Chief Executive Sergio Ermotti, credited for rapidly turning UBS around after the financial crisis, announced a further $90 million in expected annual cost savings at the investment bank on Tuesday, following a prolonged performance dip which Ermotti described as unsatisfying even given a tough market.
An earnings beat in its core global wealth management unit helped offset a 59% adjusted profit decline in its investment bank, putting the group’s third-quarter net earnings of $1.05 billion ahead of analyst expectations.
Ermotti is running up against a number of headwinds in UBS’s core markets, as wealthy clients hold back from trading, negative rates eat into margins and investment banking activity remains muted.
The bank’s share price is down 16% over the past year, hitting a six-year low in August and edging back towards the level it was when Ermotti took charge in 2011.
In its investment bank a fall in M&A work meant its advisory revenue fell 21%, while equity and debt capital markets income were down 22% and 15% respectively. On the trading side equities revenue fell 7%, while foreign exchange, rates and credit revenue was steadier with just a 1% fall.
UBS said it expects to take restructuring expenses of around $100 million in the fourth quarter related to structural changes it is making to the business, run by co-heads Piero Novelli and Robert Karofsky.
Measures include streamlining and merging its securities and trading activities and reducing headcount.
The bank brought in net new money of $15.7 billion in its flagship wealth management business, as a sizeable jump in transaction-based income for the unit, newly under the joint management of long-time wealth management co-head Tom Naratil and former Credit Suisse star Iqbal Khan, saw a sizeable jump in transaction-based income, helped restore operational growth.
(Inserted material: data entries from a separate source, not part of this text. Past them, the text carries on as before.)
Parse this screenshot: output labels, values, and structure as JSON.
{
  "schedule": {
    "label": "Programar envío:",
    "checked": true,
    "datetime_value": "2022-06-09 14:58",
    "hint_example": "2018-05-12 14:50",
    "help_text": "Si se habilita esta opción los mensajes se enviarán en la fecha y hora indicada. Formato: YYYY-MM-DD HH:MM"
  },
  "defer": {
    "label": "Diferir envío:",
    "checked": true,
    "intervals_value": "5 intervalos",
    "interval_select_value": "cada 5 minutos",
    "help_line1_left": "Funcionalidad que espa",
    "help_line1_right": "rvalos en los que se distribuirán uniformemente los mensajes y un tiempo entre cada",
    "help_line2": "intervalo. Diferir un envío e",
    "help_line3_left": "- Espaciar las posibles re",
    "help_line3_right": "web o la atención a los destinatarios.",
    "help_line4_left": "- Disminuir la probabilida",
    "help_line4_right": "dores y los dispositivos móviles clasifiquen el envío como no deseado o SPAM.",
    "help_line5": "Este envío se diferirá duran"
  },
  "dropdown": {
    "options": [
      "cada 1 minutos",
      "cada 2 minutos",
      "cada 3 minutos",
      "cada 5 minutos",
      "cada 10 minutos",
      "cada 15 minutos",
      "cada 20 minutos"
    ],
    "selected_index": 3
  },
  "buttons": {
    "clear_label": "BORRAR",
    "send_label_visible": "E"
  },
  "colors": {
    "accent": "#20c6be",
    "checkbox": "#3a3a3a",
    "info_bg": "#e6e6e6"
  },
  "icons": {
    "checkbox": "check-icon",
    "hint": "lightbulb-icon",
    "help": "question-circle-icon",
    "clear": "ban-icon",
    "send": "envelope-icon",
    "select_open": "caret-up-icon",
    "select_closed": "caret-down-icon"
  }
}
Shares in UBS opened 1.9% higher on wealth management strength.
While the group last year announced targets for a 15% return on common equity for the year and a 77% adjusted cost/income ratio, Ermotti in March hinted the bank faced a steep climb to attain the profitability increase implied by the targets.
Its return on common equity tier 1 (CET1) capital slid to 12.1% in the third quarter, bringing the return down to 13.8% for the first nine months, compared with 16.3% over the first nine months of 2018.
The bank’s net interest income fell 8% from a year ago, as negative interest rates in Switzerland and the euro zone made their mark.
Reporting by Brenna Hughes Neghaiwi; Editing by Carmel Crimmins and David Holmes